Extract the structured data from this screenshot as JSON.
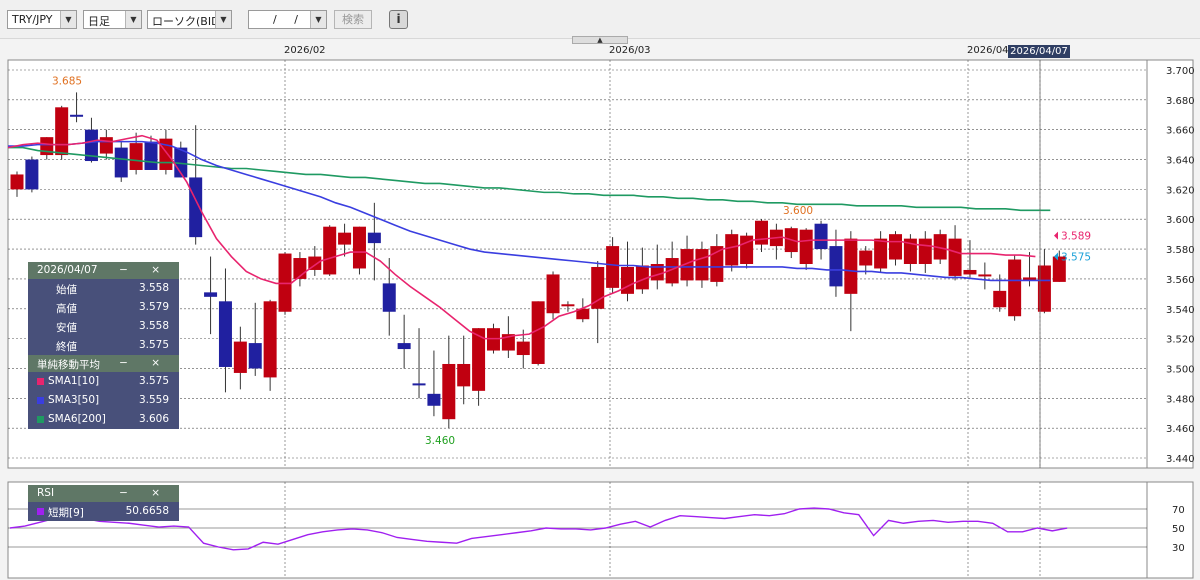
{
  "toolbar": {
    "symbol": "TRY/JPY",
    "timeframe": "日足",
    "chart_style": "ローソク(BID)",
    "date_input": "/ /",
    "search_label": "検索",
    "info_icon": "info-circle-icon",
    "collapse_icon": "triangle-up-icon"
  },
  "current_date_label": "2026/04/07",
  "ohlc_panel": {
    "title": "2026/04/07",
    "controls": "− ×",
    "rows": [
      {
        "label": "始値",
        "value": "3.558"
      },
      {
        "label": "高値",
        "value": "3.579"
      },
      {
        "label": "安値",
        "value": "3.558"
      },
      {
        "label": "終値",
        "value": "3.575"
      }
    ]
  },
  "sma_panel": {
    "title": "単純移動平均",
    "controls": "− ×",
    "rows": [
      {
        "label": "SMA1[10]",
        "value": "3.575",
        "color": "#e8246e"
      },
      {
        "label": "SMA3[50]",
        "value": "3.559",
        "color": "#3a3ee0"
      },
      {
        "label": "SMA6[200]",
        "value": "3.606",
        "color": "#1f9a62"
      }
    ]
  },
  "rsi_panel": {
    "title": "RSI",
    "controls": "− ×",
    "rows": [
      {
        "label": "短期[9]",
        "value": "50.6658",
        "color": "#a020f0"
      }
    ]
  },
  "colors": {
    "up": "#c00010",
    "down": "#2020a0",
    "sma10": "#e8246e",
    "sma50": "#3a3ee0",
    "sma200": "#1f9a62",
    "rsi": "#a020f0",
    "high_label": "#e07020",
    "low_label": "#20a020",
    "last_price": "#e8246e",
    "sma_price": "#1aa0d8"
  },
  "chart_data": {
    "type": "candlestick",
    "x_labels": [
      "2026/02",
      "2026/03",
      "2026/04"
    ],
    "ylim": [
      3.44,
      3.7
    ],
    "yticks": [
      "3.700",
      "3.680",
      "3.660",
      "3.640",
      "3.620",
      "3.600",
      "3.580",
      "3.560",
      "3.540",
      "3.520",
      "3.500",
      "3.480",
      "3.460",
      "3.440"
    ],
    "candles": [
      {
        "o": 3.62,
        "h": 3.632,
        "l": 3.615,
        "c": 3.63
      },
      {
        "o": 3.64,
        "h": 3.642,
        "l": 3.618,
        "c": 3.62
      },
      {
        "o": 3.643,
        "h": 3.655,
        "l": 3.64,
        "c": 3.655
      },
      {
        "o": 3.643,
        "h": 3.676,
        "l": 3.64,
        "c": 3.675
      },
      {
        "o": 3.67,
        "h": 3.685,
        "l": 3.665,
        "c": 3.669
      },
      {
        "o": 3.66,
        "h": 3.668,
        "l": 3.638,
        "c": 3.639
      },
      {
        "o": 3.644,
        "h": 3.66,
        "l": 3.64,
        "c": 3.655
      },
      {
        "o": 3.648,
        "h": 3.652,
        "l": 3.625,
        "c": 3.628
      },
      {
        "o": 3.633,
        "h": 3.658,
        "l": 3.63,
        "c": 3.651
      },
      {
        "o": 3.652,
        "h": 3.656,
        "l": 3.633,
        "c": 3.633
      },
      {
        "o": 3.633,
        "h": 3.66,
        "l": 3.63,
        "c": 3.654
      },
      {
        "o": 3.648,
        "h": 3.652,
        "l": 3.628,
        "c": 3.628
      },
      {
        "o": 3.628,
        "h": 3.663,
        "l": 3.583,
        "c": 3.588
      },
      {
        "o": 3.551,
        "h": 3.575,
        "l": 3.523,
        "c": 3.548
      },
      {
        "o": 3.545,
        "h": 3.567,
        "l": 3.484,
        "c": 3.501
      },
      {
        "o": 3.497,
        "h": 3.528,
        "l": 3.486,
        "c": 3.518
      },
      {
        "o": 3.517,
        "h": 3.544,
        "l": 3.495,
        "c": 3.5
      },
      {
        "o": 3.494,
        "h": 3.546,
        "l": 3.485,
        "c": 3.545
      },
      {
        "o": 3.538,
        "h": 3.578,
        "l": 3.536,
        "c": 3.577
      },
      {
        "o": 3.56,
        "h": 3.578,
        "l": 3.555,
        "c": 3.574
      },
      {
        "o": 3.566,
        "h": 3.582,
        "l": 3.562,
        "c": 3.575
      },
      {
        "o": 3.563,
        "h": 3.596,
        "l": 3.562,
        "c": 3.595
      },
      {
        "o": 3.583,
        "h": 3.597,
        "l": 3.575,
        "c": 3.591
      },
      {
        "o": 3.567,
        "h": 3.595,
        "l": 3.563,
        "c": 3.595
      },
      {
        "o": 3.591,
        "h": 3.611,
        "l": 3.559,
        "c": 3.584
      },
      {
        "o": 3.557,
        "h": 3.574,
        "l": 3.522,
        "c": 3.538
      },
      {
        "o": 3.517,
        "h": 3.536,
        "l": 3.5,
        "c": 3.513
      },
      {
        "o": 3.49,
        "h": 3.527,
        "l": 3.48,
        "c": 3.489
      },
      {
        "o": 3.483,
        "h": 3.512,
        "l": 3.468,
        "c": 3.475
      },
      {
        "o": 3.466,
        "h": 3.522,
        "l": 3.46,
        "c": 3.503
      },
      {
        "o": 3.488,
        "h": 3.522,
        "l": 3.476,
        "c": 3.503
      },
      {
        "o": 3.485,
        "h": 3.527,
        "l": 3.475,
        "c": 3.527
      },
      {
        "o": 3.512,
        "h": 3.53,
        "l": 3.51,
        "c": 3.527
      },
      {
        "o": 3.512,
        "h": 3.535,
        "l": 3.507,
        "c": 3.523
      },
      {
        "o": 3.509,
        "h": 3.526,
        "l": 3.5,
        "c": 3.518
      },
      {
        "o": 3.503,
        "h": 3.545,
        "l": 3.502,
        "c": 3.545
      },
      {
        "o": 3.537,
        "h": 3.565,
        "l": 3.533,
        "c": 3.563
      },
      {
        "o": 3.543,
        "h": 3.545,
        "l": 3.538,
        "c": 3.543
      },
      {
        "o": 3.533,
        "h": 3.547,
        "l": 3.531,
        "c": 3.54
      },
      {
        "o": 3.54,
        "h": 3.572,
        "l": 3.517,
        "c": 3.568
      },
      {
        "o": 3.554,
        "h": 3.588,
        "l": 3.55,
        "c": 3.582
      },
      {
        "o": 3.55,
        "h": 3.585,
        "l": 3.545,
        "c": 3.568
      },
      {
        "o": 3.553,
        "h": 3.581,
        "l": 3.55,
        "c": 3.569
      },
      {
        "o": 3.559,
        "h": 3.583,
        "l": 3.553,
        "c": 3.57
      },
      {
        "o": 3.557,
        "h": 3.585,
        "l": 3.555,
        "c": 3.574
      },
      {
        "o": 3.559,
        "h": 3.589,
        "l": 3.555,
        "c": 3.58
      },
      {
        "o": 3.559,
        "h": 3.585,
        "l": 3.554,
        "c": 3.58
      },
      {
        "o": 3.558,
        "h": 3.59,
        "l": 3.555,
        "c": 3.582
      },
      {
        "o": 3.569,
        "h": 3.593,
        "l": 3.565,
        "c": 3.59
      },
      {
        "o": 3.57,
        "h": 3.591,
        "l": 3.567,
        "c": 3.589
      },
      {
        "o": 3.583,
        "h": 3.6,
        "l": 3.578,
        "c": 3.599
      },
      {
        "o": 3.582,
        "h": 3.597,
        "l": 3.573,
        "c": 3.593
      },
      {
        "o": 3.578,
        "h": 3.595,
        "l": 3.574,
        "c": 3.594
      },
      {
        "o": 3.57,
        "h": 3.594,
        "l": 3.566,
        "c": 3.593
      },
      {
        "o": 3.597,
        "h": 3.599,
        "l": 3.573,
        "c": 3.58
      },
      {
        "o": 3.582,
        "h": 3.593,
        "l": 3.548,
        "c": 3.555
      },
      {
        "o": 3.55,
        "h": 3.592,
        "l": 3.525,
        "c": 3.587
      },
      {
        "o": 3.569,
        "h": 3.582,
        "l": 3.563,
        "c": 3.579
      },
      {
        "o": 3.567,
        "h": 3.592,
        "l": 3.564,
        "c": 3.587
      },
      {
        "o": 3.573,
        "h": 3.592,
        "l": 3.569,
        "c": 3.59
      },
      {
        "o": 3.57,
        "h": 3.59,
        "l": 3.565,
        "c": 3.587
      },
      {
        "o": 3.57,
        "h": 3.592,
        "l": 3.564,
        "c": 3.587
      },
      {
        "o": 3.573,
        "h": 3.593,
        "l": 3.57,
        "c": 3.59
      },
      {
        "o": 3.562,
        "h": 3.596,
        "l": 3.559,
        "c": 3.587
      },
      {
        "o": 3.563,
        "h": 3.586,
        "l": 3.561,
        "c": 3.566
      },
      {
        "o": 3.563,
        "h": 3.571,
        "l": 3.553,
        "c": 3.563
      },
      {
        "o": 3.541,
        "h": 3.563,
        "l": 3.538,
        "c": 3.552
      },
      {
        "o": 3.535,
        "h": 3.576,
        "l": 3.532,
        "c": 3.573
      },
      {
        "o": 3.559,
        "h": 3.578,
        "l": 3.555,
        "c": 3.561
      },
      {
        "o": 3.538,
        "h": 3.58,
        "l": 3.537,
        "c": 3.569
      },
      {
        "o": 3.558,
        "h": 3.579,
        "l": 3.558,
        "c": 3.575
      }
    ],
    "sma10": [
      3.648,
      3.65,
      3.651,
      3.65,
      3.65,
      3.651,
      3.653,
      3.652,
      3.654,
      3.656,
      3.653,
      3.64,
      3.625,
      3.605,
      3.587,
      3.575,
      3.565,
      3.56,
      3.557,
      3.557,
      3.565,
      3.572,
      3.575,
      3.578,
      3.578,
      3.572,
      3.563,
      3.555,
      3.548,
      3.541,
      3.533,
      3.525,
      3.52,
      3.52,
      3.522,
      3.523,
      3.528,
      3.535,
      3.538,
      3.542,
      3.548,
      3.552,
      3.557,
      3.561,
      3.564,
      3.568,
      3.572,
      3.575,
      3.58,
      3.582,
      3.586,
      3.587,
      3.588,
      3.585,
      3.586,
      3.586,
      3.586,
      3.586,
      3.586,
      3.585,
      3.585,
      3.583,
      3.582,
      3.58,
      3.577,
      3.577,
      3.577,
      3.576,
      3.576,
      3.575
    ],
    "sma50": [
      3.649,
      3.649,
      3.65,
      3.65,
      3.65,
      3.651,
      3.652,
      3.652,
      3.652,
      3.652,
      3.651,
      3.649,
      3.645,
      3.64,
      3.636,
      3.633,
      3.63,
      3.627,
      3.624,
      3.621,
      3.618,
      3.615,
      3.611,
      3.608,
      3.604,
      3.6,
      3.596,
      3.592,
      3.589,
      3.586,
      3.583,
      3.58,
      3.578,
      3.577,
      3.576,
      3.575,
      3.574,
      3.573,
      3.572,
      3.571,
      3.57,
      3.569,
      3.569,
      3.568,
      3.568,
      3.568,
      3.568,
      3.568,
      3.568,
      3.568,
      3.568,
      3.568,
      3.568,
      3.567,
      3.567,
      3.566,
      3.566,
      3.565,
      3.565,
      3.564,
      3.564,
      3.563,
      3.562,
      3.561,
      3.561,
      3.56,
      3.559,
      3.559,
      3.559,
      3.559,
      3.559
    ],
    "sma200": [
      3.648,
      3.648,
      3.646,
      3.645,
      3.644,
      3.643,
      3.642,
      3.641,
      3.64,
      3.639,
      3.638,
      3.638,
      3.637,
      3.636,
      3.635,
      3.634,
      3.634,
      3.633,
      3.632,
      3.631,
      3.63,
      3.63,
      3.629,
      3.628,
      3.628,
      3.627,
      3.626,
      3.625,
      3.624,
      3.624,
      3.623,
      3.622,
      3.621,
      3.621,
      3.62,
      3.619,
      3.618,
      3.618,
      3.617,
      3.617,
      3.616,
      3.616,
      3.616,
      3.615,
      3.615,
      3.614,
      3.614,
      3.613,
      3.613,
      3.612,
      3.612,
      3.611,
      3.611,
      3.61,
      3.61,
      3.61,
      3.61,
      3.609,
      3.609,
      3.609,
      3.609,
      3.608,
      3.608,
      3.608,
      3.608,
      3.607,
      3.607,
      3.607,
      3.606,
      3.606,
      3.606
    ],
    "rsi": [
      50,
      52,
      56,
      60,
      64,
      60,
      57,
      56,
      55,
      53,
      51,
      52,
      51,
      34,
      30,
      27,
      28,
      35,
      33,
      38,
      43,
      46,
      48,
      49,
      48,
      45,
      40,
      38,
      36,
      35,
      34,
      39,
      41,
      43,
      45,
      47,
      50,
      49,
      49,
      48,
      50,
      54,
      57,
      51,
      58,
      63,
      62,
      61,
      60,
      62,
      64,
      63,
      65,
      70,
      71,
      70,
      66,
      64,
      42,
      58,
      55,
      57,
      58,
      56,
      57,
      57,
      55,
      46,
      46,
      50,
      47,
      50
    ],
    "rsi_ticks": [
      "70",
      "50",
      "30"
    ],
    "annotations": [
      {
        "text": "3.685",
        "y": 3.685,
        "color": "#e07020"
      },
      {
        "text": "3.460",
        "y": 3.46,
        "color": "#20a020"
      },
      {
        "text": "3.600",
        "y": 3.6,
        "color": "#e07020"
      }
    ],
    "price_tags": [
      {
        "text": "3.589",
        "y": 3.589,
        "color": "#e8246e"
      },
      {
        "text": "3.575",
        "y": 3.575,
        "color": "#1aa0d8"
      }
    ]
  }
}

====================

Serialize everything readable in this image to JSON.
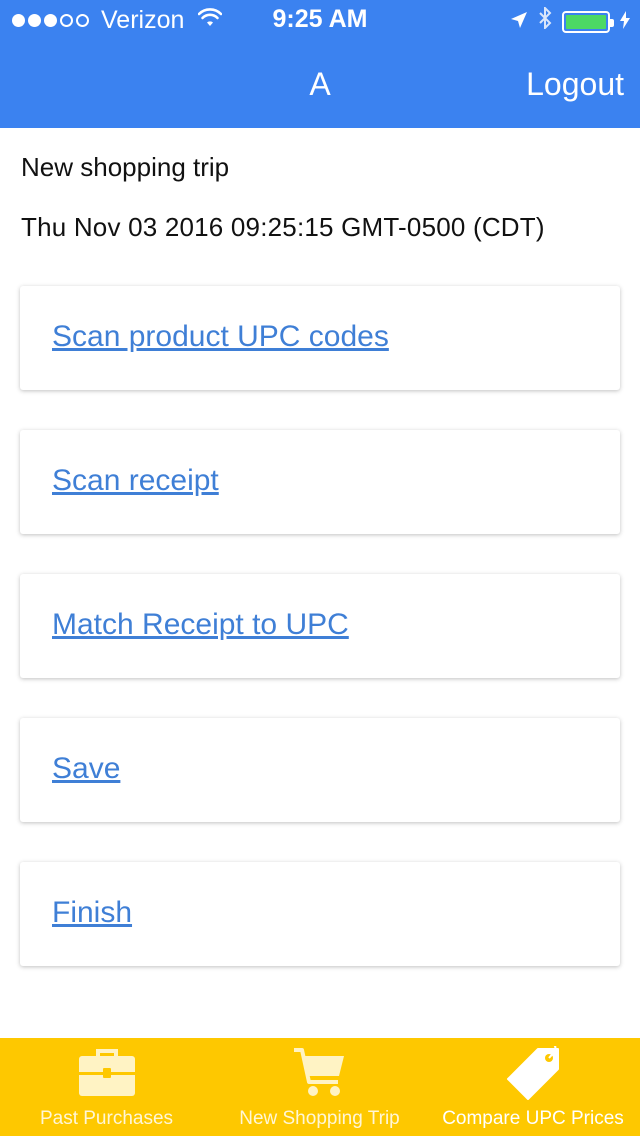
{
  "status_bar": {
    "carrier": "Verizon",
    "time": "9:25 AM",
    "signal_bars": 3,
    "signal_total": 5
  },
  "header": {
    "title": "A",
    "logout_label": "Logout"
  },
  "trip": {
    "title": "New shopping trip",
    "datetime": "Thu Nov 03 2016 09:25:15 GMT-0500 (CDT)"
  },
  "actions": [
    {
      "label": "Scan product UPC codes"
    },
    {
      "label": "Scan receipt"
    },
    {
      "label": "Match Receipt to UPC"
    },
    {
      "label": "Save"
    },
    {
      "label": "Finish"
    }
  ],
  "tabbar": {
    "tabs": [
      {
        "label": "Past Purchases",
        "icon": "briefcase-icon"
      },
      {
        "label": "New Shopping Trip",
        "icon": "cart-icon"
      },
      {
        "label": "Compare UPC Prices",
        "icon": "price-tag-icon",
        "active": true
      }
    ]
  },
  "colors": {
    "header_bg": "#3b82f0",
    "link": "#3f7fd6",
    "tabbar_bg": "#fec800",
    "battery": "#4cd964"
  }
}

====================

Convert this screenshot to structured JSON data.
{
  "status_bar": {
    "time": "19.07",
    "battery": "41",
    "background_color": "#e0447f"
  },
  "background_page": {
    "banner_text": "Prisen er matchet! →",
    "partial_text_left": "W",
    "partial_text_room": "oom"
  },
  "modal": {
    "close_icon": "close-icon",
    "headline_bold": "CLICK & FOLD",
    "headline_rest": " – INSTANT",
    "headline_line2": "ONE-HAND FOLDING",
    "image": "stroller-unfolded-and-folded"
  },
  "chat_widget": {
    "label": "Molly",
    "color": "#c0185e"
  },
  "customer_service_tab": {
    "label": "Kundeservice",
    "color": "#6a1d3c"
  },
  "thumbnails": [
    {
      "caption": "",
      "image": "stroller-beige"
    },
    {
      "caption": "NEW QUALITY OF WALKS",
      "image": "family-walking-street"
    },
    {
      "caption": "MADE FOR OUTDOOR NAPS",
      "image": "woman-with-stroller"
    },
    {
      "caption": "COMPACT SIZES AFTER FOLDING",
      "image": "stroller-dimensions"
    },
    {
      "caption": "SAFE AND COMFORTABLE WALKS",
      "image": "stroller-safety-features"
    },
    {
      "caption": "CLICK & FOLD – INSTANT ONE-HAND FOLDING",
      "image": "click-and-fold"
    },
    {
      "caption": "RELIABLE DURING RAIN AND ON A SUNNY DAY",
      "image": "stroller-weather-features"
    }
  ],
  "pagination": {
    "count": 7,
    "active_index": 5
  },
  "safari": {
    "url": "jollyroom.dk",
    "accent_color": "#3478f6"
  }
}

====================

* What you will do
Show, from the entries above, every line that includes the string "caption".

* Worked solution
      "caption": "",
      "caption": "NEW QUALITY OF WALKS",
      "caption": "MADE FOR OUTDOOR NAPS",
      "caption": "COMPACT SIZES AFTER FOLDING",
      "caption": "SAFE AND COMFORTABLE WALKS",
      "caption": "CLICK & FOLD – INSTANT ONE-HAND FOLDING",
      "caption": "RELIABLE DURING RAIN AND ON A SUNNY DAY",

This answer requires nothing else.